Instructions for the task>
This exercise calls for an exact copy of the listing, with no pictures kept.

Given records>
────────────────────
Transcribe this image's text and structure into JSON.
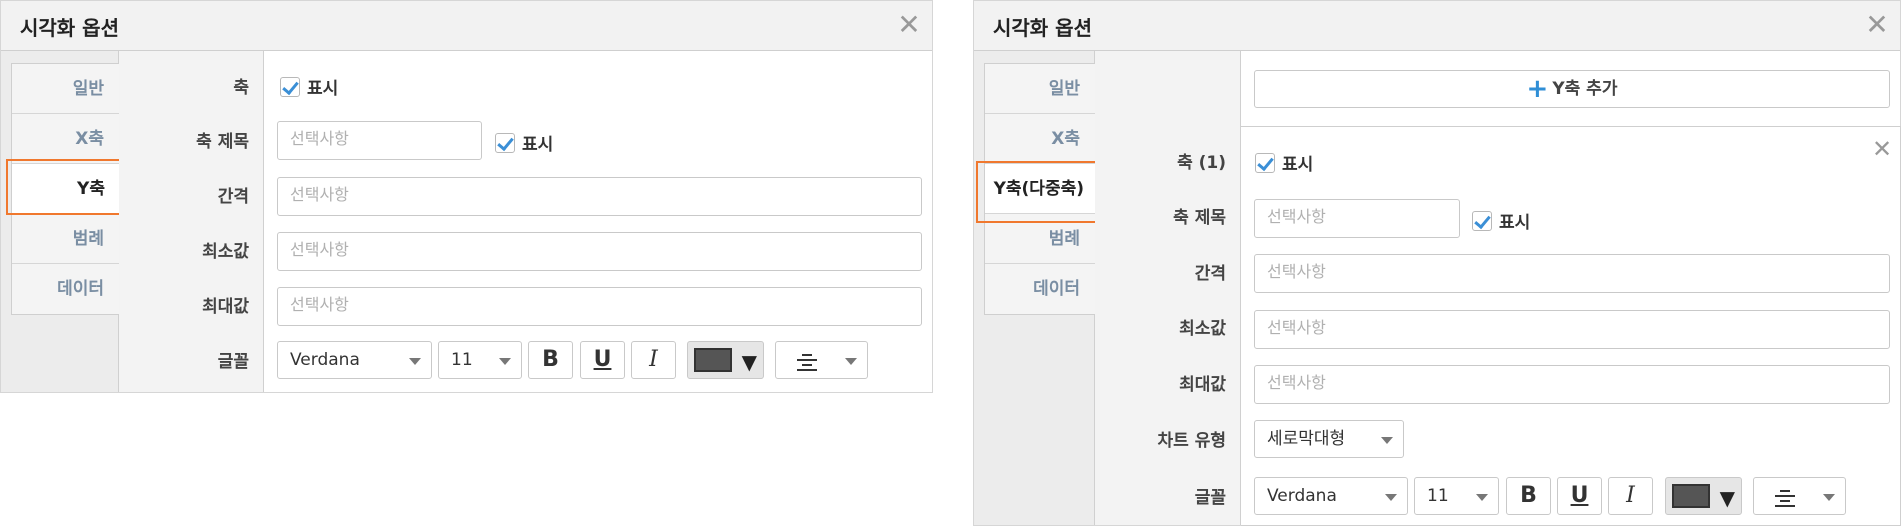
{
  "left_dialog": {
    "title": "시각화 옵션",
    "close_symbol": "✕",
    "tabs": [
      "일반",
      "X축",
      "Y축",
      "범례",
      "데이터"
    ],
    "active_tab": "Y축",
    "labels": {
      "axis": "축",
      "axis_title": "축 제목",
      "interval": "간격",
      "min": "최소값",
      "max": "최대값",
      "font": "글꼴"
    },
    "show_label": "표시",
    "placeholder": "선택사항",
    "font_family": "Verdana",
    "font_size": "11",
    "bold_symbol": "B",
    "underline_symbol": "U",
    "italic_symbol": "I",
    "color_arrow": "▼"
  },
  "right_dialog": {
    "title": "시각화 옵션",
    "close_symbol": "✕",
    "tabs": [
      "일반",
      "X축",
      "Y축(다중축)",
      "범례",
      "데이터"
    ],
    "active_tab": "Y축(다중축)",
    "add_axis_label": "Y축 추가",
    "add_axis_symbol": "+",
    "axis_close_symbol": "✕",
    "labels": {
      "axis": "축 (1)",
      "axis_title": "축 제목",
      "interval": "간격",
      "min": "최소값",
      "max": "최대값",
      "chart_type": "차트 유형",
      "font": "글꼴"
    },
    "show_label": "표시",
    "placeholder": "선택사항",
    "chart_type_value": "세로막대형",
    "font_family": "Verdana",
    "font_size": "11",
    "bold_symbol": "B",
    "underline_symbol": "U",
    "italic_symbol": "I",
    "color_arrow": "▼"
  },
  "colors": {
    "accent_highlight": "#f0782e",
    "checkbox_check": "#3b8fd6",
    "tab_text": "#7a8ea3",
    "font_color_swatch": "#555555"
  }
}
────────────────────
Exercise output>
Transcribe this image's text and structure into JSON.
{
  "left_dialog": {
    "title": "시각화 옵션",
    "close_symbol": "✕",
    "tabs": [
      "일반",
      "X축",
      "Y축",
      "범례",
      "데이터"
    ],
    "active_tab": "Y축",
    "labels": {
      "axis": "축",
      "axis_title": "축 제목",
      "interval": "간격",
      "min": "최소값",
      "max": "최대값",
      "font": "글꼴"
    },
    "show_label": "표시",
    "placeholder": "선택사항",
    "font_family": "Verdana",
    "font_size": "11",
    "bold_symbol": "B",
    "underline_symbol": "U",
    "italic_symbol": "I",
    "color_arrow": "▼"
  },
  "right_dialog": {
    "title": "시각화 옵션",
    "close_symbol": "✕",
    "tabs": [
      "일반",
      "X축",
      "Y축(다중축)",
      "범례",
      "데이터"
    ],
    "active_tab": "Y축(다중축)",
    "add_axis_label": "Y축 추가",
    "add_axis_symbol": "+",
    "axis_close_symbol": "✕",
    "labels": {
      "axis": "축 (1)",
      "axis_title": "축 제목",
      "interval": "간격",
      "min": "최소값",
      "max": "최대값",
      "chart_type": "차트 유형",
      "font": "글꼴"
    },
    "show_label": "표시",
    "placeholder": "선택사항",
    "chart_type_value": "세로막대형",
    "font_family": "Verdana",
    "font_size": "11",
    "bold_symbol": "B",
    "underline_symbol": "U",
    "italic_symbol": "I",
    "color_arrow": "▼"
  },
  "colors": {
    "accent_highlight": "#f0782e",
    "checkbox_check": "#3b8fd6",
    "tab_text": "#7a8ea3",
    "font_color_swatch": "#555555"
  }
}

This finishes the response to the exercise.